Last Monday night, a legislative conference committee adopted a number of funding items, including the closure of the Central Unit in Sugar Land, said Michelle Lyons, spokeswoman for the Texas Department of Criminal Justice.
Under the proposal, Lyons said, the Sugar Land unitwon'tbefundedbeyond Aug. 31 of this year, a move that will save the state about $25 million per biennium.
As a result, some of the prison's more than 800 inmates will be transferred to other TDCJ facilities. Legislators are also considering moving those inmates to privately operated facilities.
Spurgin said the 1,112bed Jones County Detention Center, completed in May of 2010, fits the bill. It is new and inmate-ready and will be operated by Community Education Centers, the company awarded the private contract in 2008. The contract activates only when inmates are placed in the facility, Spurgin said.
"Let's just say we are anxiously waiting," Spurgin said. "Obviously the issue of the closing of Sugar Land was an opportunity we are watching for as well as the privately contracted beds." But right now, there are no plans to populate the Jones County facility, located on the northeast side of Anson, and no funds have been appropriated for operations, Lyons said.
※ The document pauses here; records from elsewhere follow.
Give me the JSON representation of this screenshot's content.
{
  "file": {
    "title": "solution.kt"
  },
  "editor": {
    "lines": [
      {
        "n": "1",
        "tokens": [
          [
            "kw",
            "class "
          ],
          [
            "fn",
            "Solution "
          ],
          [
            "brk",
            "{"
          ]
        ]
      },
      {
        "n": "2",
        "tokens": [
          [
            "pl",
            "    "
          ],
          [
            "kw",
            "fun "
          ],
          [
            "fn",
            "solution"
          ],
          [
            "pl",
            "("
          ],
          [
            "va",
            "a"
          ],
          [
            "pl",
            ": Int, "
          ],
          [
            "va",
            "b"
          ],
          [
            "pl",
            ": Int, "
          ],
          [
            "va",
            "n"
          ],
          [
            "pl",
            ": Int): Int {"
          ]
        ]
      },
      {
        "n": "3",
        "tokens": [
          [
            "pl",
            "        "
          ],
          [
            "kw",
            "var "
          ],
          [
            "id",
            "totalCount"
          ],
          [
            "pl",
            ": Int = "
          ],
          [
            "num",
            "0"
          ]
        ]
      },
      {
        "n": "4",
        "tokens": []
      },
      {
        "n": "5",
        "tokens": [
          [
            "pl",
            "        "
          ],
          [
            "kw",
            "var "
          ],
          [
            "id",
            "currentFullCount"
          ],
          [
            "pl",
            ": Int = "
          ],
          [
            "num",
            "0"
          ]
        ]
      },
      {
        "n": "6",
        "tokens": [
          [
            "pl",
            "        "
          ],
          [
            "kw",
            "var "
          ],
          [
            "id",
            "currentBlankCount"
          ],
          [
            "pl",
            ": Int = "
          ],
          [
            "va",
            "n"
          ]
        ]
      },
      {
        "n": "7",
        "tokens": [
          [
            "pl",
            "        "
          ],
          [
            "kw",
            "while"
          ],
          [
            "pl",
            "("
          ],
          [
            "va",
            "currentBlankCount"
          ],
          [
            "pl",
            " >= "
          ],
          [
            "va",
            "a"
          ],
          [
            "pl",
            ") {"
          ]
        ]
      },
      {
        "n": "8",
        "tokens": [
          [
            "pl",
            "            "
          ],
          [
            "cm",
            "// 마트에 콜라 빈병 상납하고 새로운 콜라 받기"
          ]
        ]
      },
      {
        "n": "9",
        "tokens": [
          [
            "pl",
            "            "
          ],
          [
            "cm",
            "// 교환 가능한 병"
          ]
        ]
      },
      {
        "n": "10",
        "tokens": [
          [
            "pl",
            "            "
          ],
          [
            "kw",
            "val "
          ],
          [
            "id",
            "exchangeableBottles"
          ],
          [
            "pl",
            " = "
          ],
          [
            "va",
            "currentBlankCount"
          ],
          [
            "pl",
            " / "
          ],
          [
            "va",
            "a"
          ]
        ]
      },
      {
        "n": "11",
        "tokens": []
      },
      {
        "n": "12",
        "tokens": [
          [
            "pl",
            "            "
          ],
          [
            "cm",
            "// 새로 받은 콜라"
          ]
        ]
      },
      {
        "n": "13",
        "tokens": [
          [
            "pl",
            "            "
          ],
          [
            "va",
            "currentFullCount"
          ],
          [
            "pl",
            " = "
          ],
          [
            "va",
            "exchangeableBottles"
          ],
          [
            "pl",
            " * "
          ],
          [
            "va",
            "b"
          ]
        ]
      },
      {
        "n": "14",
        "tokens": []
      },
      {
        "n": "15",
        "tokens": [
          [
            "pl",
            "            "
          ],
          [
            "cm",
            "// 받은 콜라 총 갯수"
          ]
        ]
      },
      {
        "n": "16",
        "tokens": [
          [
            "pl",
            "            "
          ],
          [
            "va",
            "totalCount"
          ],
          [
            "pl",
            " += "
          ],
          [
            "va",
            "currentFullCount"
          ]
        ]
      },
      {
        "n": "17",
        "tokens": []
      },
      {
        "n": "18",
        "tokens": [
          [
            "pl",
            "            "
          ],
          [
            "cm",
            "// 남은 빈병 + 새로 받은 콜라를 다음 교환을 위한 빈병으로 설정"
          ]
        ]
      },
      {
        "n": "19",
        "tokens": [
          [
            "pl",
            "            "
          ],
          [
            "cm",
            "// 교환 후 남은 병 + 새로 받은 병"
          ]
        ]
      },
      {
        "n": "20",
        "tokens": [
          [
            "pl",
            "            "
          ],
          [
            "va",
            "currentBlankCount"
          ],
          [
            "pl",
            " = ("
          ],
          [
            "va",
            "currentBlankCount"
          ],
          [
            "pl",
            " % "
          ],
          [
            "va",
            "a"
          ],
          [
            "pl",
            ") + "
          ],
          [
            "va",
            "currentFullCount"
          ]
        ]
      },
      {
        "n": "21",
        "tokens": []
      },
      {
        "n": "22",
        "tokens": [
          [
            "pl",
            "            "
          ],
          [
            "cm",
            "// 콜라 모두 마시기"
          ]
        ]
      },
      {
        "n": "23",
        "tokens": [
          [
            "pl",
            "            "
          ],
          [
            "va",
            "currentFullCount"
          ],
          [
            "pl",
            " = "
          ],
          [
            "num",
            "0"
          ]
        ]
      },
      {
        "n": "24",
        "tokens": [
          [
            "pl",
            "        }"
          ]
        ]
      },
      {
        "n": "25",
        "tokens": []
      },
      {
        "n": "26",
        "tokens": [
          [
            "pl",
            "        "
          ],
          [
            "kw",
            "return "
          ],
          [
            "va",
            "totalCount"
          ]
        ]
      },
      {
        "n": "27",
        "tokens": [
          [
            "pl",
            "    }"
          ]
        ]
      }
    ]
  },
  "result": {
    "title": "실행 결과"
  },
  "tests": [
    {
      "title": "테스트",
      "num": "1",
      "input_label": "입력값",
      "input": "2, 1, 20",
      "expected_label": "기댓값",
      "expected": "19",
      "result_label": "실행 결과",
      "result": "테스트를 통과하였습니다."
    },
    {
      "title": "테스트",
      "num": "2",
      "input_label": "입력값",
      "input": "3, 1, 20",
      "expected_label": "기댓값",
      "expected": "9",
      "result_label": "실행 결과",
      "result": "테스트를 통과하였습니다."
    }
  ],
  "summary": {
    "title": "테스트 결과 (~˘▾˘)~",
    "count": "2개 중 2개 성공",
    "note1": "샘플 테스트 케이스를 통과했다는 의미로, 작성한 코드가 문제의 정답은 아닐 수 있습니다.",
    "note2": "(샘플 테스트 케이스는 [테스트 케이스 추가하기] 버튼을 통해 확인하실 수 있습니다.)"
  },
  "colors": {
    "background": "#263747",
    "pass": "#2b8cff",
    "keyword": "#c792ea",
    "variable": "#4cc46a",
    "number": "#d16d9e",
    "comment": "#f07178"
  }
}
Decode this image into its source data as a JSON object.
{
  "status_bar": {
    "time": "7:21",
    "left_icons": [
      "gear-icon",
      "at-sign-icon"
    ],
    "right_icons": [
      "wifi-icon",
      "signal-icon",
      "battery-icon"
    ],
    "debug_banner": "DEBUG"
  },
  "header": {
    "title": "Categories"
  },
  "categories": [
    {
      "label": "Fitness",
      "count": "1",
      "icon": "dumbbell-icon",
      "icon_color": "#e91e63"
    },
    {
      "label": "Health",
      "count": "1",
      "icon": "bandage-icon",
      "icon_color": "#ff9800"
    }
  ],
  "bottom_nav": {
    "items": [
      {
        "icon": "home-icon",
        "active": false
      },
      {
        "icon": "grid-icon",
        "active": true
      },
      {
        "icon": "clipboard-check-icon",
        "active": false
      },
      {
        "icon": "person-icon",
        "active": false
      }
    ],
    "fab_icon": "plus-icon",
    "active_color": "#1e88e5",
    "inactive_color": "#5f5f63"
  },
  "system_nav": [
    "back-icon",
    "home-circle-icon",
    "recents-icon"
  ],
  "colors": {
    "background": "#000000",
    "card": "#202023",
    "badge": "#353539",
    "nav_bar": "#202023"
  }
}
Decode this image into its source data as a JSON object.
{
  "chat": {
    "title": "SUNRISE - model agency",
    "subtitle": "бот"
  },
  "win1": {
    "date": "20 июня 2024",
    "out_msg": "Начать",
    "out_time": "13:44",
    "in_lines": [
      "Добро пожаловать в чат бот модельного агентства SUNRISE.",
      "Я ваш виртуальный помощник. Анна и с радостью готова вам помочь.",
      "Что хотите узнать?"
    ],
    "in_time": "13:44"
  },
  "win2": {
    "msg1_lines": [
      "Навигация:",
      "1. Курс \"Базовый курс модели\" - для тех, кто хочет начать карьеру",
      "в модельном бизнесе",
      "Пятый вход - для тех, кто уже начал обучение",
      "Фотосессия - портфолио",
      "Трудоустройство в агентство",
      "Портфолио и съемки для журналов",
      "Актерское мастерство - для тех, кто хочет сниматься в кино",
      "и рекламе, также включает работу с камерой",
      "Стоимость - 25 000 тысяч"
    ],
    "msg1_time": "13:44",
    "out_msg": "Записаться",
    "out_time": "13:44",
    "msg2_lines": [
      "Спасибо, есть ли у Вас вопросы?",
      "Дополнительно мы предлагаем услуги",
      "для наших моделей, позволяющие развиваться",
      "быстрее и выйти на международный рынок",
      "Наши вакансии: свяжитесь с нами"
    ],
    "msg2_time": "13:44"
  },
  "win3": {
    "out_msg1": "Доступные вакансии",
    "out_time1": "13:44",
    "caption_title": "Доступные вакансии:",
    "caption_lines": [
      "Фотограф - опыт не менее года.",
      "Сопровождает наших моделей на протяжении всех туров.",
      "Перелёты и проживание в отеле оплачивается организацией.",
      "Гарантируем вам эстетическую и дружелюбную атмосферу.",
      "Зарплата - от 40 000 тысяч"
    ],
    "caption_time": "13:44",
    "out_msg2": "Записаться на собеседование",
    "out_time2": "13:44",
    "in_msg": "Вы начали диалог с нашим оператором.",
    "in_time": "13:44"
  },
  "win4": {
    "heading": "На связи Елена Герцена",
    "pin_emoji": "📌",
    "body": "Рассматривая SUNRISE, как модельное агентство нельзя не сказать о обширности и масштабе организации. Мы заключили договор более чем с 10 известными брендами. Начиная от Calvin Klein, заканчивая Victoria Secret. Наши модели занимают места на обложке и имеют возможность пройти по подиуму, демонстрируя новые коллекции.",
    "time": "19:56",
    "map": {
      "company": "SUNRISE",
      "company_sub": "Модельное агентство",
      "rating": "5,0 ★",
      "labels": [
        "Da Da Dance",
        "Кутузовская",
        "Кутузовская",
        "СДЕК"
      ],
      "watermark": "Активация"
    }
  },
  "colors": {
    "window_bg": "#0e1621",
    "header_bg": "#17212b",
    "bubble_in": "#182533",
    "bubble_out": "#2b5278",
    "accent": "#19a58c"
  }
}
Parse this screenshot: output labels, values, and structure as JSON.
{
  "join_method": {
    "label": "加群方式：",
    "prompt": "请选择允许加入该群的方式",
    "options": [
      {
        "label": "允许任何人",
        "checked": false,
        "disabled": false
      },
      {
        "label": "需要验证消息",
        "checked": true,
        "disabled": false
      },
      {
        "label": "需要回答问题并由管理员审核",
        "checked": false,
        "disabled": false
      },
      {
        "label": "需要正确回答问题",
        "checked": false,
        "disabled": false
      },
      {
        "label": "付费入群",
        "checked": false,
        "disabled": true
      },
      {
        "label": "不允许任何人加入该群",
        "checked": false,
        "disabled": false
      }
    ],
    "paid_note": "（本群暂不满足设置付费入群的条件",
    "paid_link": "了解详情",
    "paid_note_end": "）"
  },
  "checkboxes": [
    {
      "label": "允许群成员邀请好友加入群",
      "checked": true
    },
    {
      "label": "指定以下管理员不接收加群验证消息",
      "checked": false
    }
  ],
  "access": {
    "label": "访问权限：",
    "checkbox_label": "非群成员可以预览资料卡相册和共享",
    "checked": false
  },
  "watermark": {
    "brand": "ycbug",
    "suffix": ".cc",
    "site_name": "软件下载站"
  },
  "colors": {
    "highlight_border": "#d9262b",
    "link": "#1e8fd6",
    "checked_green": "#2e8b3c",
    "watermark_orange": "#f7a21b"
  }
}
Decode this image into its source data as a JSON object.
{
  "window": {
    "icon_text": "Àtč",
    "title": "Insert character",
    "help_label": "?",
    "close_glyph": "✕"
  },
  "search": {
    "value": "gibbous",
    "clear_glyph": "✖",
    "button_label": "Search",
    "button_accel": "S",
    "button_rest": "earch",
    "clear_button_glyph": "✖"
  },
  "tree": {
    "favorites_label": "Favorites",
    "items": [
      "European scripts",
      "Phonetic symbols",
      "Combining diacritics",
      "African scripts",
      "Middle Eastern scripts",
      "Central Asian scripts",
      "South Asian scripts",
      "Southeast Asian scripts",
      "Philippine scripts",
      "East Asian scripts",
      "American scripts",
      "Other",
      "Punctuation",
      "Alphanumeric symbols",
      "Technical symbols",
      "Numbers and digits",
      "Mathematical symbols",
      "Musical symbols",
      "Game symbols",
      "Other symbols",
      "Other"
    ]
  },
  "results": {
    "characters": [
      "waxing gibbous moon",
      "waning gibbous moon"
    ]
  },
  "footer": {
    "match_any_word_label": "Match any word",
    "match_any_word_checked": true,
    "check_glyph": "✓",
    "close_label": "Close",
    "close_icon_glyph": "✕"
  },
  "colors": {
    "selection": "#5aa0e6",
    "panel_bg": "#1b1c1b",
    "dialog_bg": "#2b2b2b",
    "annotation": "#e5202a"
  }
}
Even so, Jones County officials aren't giving up.
Spurgin has traveled to Austin several times since the session began in January. The state approved a contract for the prison to be built in Jones County in 2008. Revenue bonds were approved by the county to pay for construction, which began in May 2009. This time last year, Jones County officials were gearing up to staff the prison, which as planned would create about 195 jobs and serve as an "intermediate sanction facility."
"We received notice (from TDCJ) they weren't going to populate us," Spurgin said. "We have been waiting since last June for a resolution."
Residents began asking what was going on and why the facility hadn't been opened. As a result, county officials decided to switch gears. They elected to get a contract for the facility to serve as a pre-parole transfer prison, which would house inmates about to be released on parole. The prison would provide educational and life skills lessons to prepare inmates for release.
Currently, Lyons said, proposals exist for 2,300 pre-parole transfer facility beds, the result of contracts expiring at facilities in Mineral Wells and Bridgeport at the end of August.
"We anticipate awarding those contracts this summer," said Lyons, who wouldn't comment as to whether Jones County could be awarded a contract. "We cannot give out any information on potential vendors or those who have submitted proposals." Jones County submitted a proposal last fall. Word could come down from the state next month. If the news is favorable, the Jones County facility could open for business as soon as Sept. 1.
If the detention facility opens, the county will be able to staff and open the new $8 million, 96-bed county jail, which also is sitting empty, Spurgin said. The new jail also was completed last fall.
"We are going to continue to work with the state and look at other options to resolve this issue," Spurgin said.